- _SOURCE DATA_:
****************

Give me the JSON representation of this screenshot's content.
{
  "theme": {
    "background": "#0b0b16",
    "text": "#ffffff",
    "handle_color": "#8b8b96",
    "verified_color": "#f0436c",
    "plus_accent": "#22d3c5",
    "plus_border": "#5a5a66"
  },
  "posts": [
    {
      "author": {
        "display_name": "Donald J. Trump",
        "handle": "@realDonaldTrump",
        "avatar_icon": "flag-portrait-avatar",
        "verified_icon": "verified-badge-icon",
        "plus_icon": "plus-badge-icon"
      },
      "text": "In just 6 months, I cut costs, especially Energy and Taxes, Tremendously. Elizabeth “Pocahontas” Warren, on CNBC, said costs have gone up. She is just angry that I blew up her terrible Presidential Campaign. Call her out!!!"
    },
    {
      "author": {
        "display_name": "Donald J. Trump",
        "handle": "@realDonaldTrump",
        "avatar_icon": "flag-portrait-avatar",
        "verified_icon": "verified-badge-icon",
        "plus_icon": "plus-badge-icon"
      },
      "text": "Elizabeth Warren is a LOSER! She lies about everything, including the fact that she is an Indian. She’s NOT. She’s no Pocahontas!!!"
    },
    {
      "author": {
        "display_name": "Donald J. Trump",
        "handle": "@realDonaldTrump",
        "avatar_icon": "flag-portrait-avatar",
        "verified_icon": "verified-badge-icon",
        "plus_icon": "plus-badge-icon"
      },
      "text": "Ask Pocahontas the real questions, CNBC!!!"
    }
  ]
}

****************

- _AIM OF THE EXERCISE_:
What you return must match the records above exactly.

- _REPLY TO THE TASK_:
Give me the JSON representation of this screenshot's content.
{
  "theme": {
    "background": "#0b0b16",
    "text": "#ffffff",
    "handle_color": "#8b8b96",
    "verified_color": "#f0436c",
    "plus_accent": "#22d3c5",
    "plus_border": "#5a5a66"
  },
  "posts": [
    {
      "author": {
        "display_name": "Donald J. Trump",
        "handle": "@realDonaldTrump",
        "avatar_icon": "flag-portrait-avatar",
        "verified_icon": "verified-badge-icon",
        "plus_icon": "plus-badge-icon"
      },
      "text": "In just 6 months, I cut costs, especially Energy and Taxes, Tremendously. Elizabeth “Pocahontas” Warren, on CNBC, said costs have gone up. She is just angry that I blew up her terrible Presidential Campaign. Call her out!!!"
    },
    {
      "author": {
        "display_name": "Donald J. Trump",
        "handle": "@realDonaldTrump",
        "avatar_icon": "flag-portrait-avatar",
        "verified_icon": "verified-badge-icon",
        "plus_icon": "plus-badge-icon"
      },
      "text": "Elizabeth Warren is a LOSER! She lies about everything, including the fact that she is an Indian. She’s NOT. She’s no Pocahontas!!!"
    },
    {
      "author": {
        "display_name": "Donald J. Trump",
        "handle": "@realDonaldTrump",
        "avatar_icon": "flag-portrait-avatar",
        "verified_icon": "verified-badge-icon",
        "plus_icon": "plus-badge-icon"
      },
      "text": "Ask Pocahontas the real questions, CNBC!!!"
    }
  ]
}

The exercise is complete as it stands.